Using Mulch and Fertilizer to Protect and Feed Your Garden

Hand holding home made compost, made from a mixture of recycled kitchen waste, leaf mold and garden and grass clippings.

The health of your soil can determine the health of your plants. Nutrient-void soil generally produces sickly plants. The easiest way to improve the structure of your soil is to add nutrients to it. Building up the health of your soil should always be a primary concern, especially if you are growing fruits and vegetables organically. Before you develop a soil improvement plan, it is always best to take a soil sample to reveal what your soil is lacking. While there are a few ways to improve the structure of your soil, mulching and fertilizing are two of the most popular.


Mulching, also known as top dressing, is a common practice that has many benefits. Mulch provides an attractive final touch to garden beds, helps retain moisture, keeps weeds at bay, protects plants and can improve the soil. One of the first things to understand about mulch is that in order to improve soil and increase the health of plants, mulch must be organic. Only organic mulch decomposes and provides the nutrients necessary to improve soil composition. Organic mulch includes but is not limited to such things as grass clippings, shredded leaves, worm casings, peat moss, newspaper, coconut husks and alfalfa hay. Inorganic mulches include synthetic materials such gravel, pebbles, plastic and landscape fabric. Some people are convinced that wood mulch is a better alternative to rubber mulch. While it is true that rubber is synthetic and will not contribute to the soil structure, they can serve other useful purposes, and wood mulch can create problems of its own. As wood mulch breaks down, it can steal nitrogen from plants during decomposition. Colored mulch can be another serious concern as it often contains high quantities of chemical dyes. It is always best to do your research before purchasing colored mulch for your garden or reserve using it for landscape areas only.
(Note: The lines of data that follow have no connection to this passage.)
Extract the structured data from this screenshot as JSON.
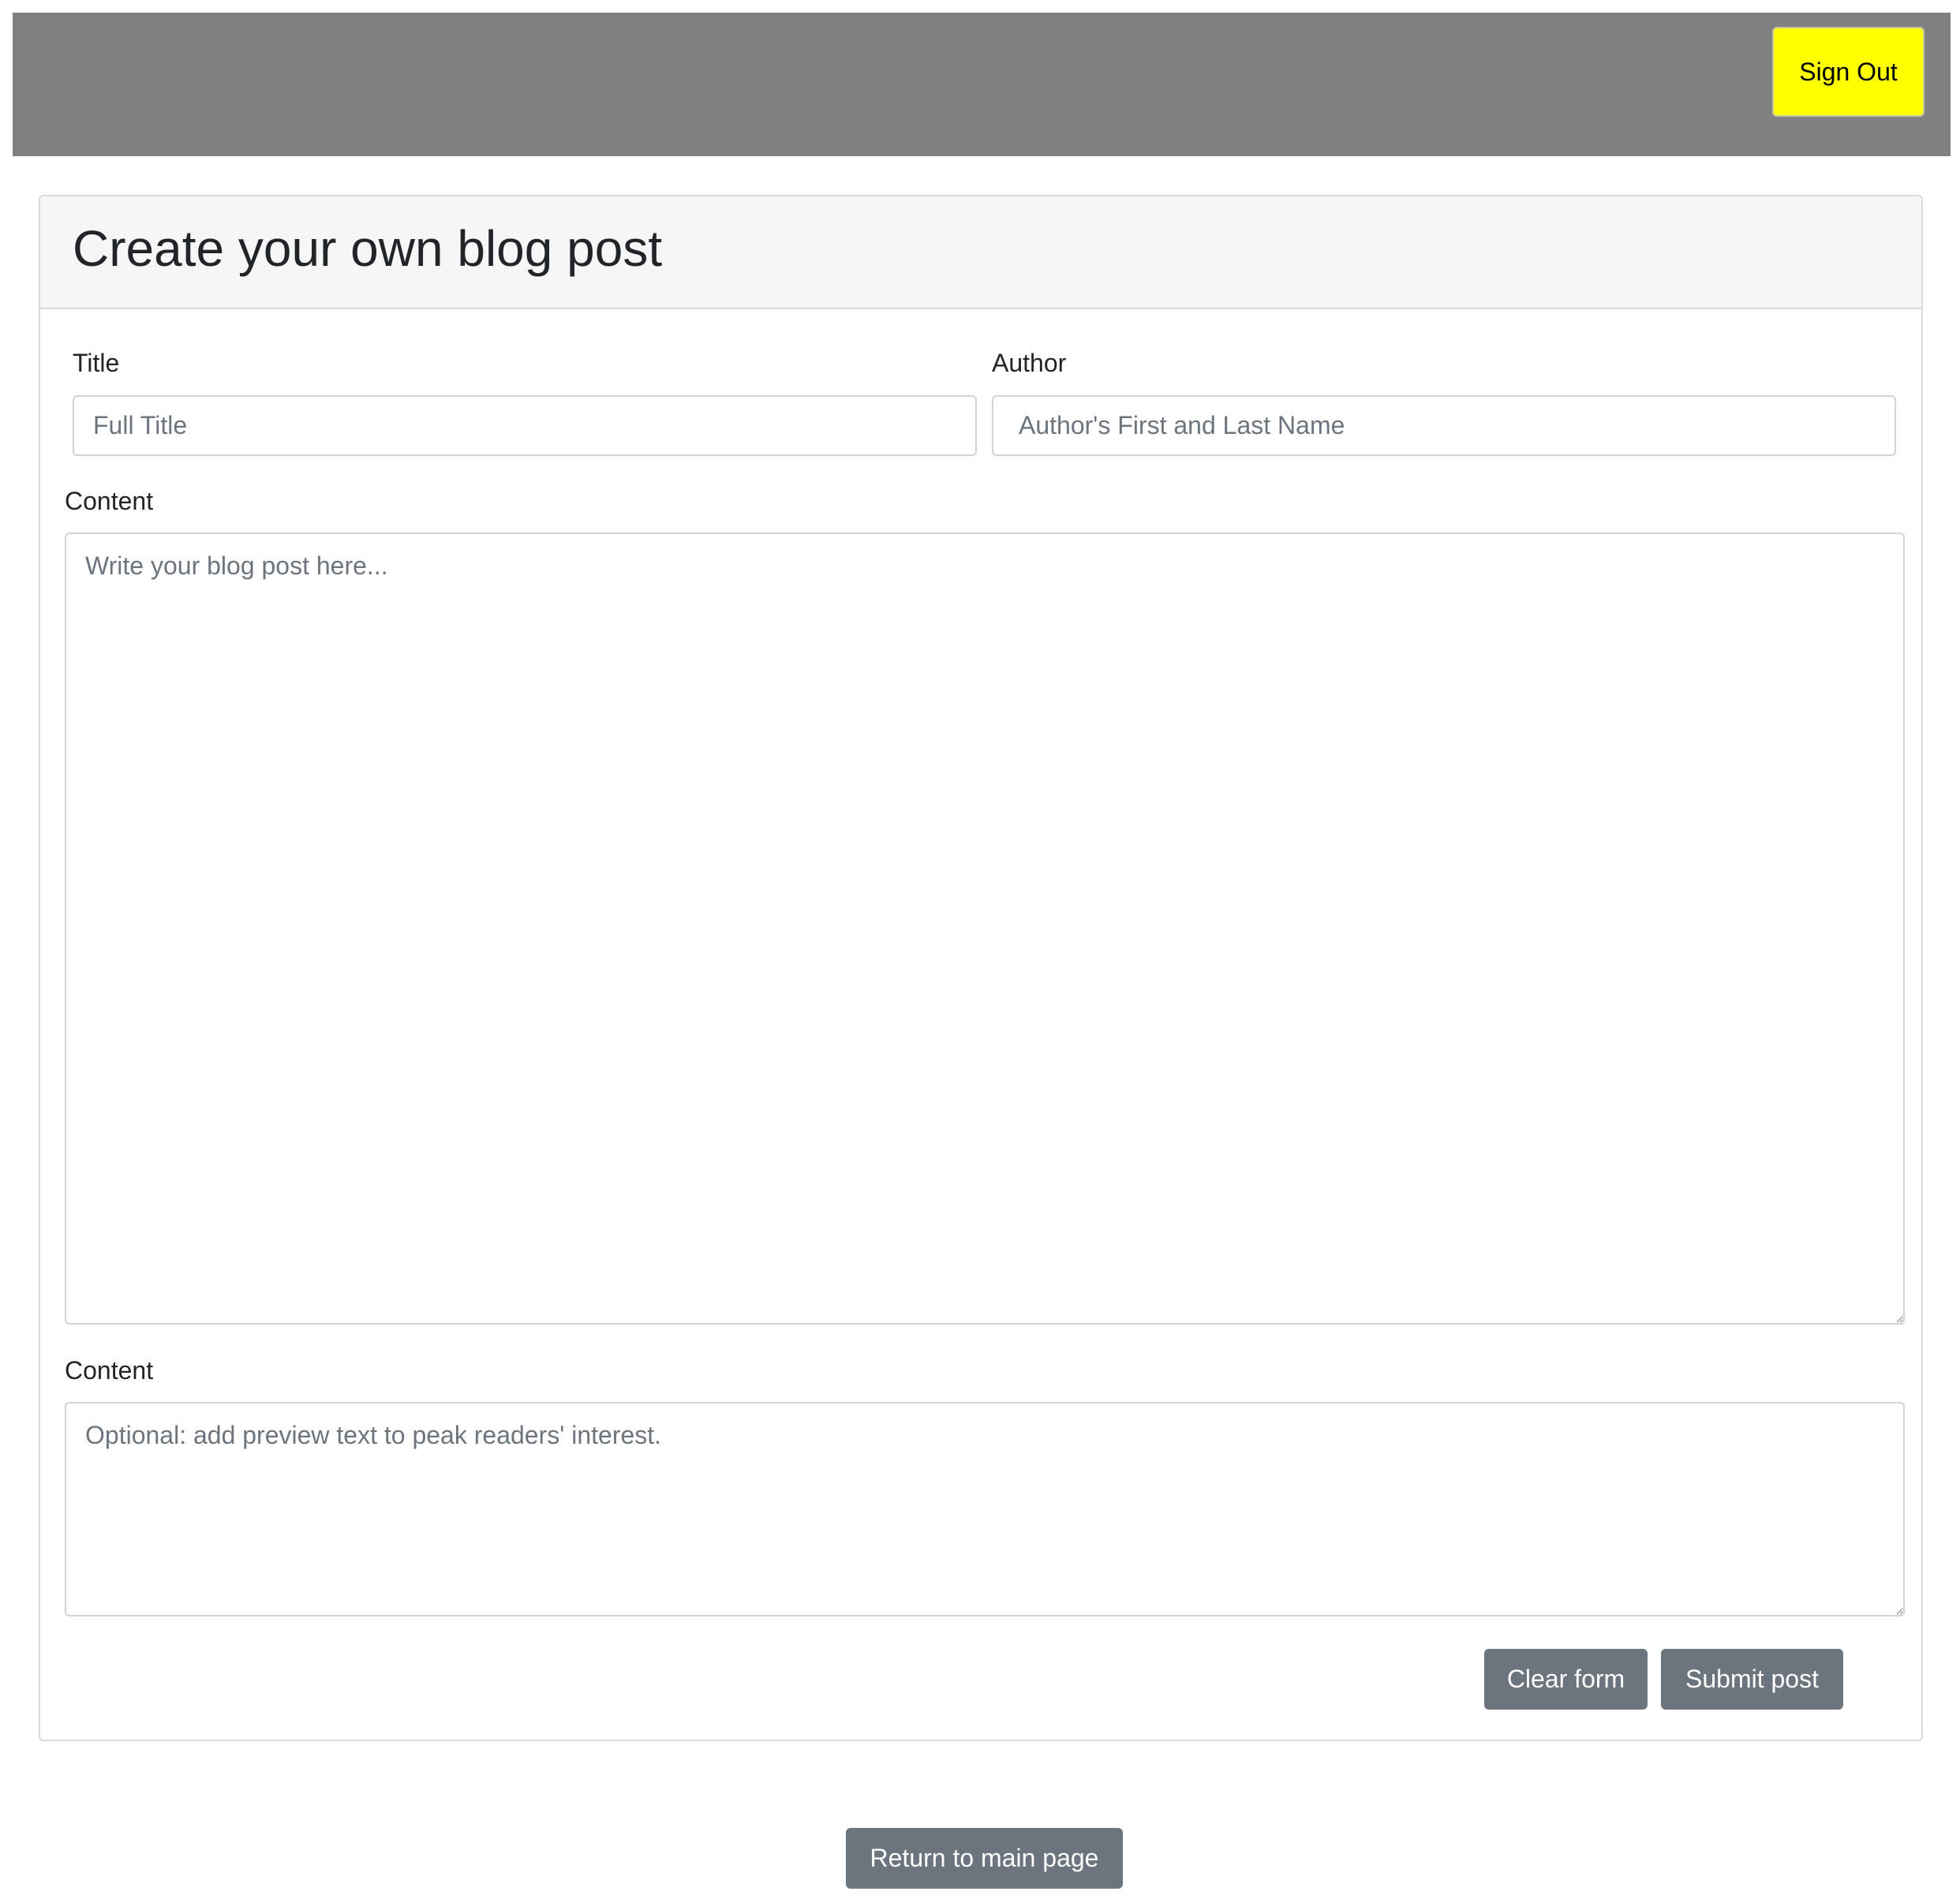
{
  "header": {
    "sign_out_label": "Sign Out"
  },
  "form": {
    "heading": "Create your own blog post",
    "title_label": "Title",
    "title_placeholder": "Full Title",
    "title_value": "",
    "author_label": "Author",
    "author_placeholder": "Author's First and Last Name",
    "author_value": "",
    "content_label": "Content",
    "content_placeholder": "Write your blog post here...",
    "preview_label": "Content",
    "preview_placeholder": "Optional: add preview text to peak readers' interest.",
    "clear_label": "Clear form",
    "submit_label": "Submit post"
  },
  "footer": {
    "return_label": "Return to main page"
  },
  "colors": {
    "topbar": "#808080",
    "sign_out_button": "#ffff00",
    "secondary_button": "#6c757d"
  }
}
All plants require nitrogen, phosphorus and potassium, also known as N-P-K. The nitrogen is essential for foliage growth, the phosphorus for flower production and the potassium for strong stem development. Decomposing organic material such as coffee grounds, straw, banana peelings, ground chicken bones and egg shells, and horse or cow manure are beneficial to garden soil. Some organic gardeners make up their own organic fertilizer mixtures. One popular organic fertilizer additive is molasses. Molasses can be added to composted manure to make a tea mixture that keeps pests away while feeding plants. Spread fertilizer on your garden plants frequently during the growing season to provide a healthy, nutrient-dense boost.

Maintaining Soil Health

Adding organic mulch and organic fertilizer consistently will increase soil health over time, leaving your plants strong and beautiful.